Feeds

Everything Everywhere to be Nothing Nowhere in rebrand

Reg readers! Suggest new name for mobile telco NOW

Remote control for virtualized desktops

Everything Everywhere will change its identity before the end of 2012 - but will NOT merge its Orange and T-Mobile brands, which will continue to confuse punters indefinitely.

Orange and T-Mobile are, and will remain, consumer brands for Everything Everywhere, the UK's largest mobile operator. EE will announce a new moniker in the next few months - but given the trouble it had picking a name in the first place, El Reg has offered to lend a hand. We've decided to solicit reader suggestions, and once we've polled for a favourite we'll send it over to EE, just in time for its rebranding launch.

The combined Orange-T-Mobile operation has been known as Everything Everywhere since May 2010, when the name was selected as a placeholder while the newly formed conglomerate congealed into a recognisable entity. At that time we were told there would be no company logo, or public branding, as the name was only temporary while the company considered whether to hang on to Orange and T-Mobile, or build a new banner under which the whole operation could be hung.

But some EE shops did indeed appear, complete with Everything Everywhere branding, and were called "creative concepts in communications retailing". Even before the change of name was announced we were told by an Everything Everywhere representative that they'd be no more stores bearing the EE brand.

Everything Everywhere was always quite a stupid name, not least because the vagaries of mobile technology mean that no operator can provide connectivity "everywhere", or provide access to "everything", making the company's very name an empty promise.

So suggestions should reflect the reality of what a mobile network can achieve, and enable the company to make the most of its newly acquired 4G monopoly. Those of an artistic bent are welcome to try their hands at a logo, text suggestions can be thrown into the comments or mailed over, and we'll pick out the best (within the limits of taste and decency) for a reader poll later in the week. ®

Beginner's guide to SSL certificates

More from The Register
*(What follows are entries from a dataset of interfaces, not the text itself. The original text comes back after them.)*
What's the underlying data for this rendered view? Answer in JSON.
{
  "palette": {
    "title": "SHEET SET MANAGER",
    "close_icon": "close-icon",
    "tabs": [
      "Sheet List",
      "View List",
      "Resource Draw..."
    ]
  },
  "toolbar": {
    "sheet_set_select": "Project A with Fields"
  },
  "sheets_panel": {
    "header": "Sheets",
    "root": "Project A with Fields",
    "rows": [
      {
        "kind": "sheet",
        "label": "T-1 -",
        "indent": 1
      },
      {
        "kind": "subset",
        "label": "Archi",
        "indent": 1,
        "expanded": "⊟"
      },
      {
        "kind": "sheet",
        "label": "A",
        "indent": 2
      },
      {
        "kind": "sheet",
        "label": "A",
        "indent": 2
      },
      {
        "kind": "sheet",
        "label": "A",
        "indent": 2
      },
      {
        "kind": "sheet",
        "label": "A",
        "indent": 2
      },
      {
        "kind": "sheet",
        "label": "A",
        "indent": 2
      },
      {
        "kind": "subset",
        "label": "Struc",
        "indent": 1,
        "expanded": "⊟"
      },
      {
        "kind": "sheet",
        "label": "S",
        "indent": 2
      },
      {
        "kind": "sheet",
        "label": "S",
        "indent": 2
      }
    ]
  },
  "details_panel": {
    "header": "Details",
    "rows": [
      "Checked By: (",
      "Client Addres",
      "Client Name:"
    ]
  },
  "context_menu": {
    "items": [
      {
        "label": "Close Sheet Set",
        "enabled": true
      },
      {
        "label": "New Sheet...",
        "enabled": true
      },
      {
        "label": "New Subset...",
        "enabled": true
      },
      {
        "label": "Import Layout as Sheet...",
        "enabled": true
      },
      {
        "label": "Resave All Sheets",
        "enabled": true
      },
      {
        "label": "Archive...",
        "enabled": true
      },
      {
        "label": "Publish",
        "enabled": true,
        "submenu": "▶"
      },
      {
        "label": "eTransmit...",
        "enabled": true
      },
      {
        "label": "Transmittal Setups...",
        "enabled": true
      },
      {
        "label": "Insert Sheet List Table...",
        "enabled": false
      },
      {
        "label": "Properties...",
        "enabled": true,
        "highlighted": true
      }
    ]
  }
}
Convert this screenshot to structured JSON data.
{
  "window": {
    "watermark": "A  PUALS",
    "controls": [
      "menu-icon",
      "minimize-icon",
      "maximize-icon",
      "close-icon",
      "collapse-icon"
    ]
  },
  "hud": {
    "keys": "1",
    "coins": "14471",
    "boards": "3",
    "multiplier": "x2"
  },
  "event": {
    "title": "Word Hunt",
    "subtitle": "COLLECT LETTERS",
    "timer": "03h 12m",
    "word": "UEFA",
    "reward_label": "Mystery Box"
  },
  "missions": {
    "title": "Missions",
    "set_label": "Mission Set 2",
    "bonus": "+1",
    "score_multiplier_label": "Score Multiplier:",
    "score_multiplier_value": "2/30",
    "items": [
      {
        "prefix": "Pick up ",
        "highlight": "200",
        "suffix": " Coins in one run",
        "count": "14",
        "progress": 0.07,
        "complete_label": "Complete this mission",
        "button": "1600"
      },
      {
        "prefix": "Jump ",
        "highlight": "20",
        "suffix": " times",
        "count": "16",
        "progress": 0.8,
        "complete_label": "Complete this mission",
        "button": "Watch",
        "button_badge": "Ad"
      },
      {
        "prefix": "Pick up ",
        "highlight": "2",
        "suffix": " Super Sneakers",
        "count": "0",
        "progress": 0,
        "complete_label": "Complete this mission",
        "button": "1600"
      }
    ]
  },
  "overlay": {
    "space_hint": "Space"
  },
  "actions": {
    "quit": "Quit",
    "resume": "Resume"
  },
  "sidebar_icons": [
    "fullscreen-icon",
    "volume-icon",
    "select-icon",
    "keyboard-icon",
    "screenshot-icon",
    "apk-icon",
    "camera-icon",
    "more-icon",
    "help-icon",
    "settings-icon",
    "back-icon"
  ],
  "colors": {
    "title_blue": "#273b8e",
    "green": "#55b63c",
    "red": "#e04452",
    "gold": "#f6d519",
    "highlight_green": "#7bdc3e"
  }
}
next story
Mighty Blighty broadbanders beg: Let us lay cable in BT's, er, ducts
Complain to Ofcom that telco has 'effective monopoly'
Download alert: Nearly ALL top 100 Android, iOS paid apps hacked
Attack of the Clones? Yeah, but much, much scarier – report
Broadband sellers in the UK are UP TO no good, says Which?
Speedy network claims only apply to 10% of customers
Yahoo! blames! MONSTER! email! OUTAGE! on! CUT! CABLE! bungle!
Weekend woe for BT as telco struggles to restore service
Fujitsu CTO: We'll be 3D-printing tech execs in 15 years
Fleshy techie disses network neutrality, helmet-less motorcyclists
Facebook, working on Facebook at Work, works on Facebook. At Work
You don't want your cat or drunk pics at the office
Soz, web devs: Google snatches its Wallet off the table
Killing off web service in 3 months... but app-happy bonkers are fine
prev story

Whitepapers

Choosing cloud Backup services
Demystify how you can address your data protection needs in your small- to medium-sized business and select the best online backup service to meet your needs.
A strategic approach to identity relationship management
ForgeRock commissioned Forrester to evaluate companies’ IAM practices and requirements when it comes to customer-facing scenarios versus employee-facing ones.
Driving business with continuous operational intelligence
Introducing an innovative approach offered by ExtraHop for producing continuous operational intelligence.
10 threats to successful enterprise endpoint backup
10 threats to a successful backup including issues with BYOD, slow backups and ineffective security.
High Performance for All
While HPC is not new, it has traditionally been seen as a specialist area – is it now geared up to meet more mainstream requirements?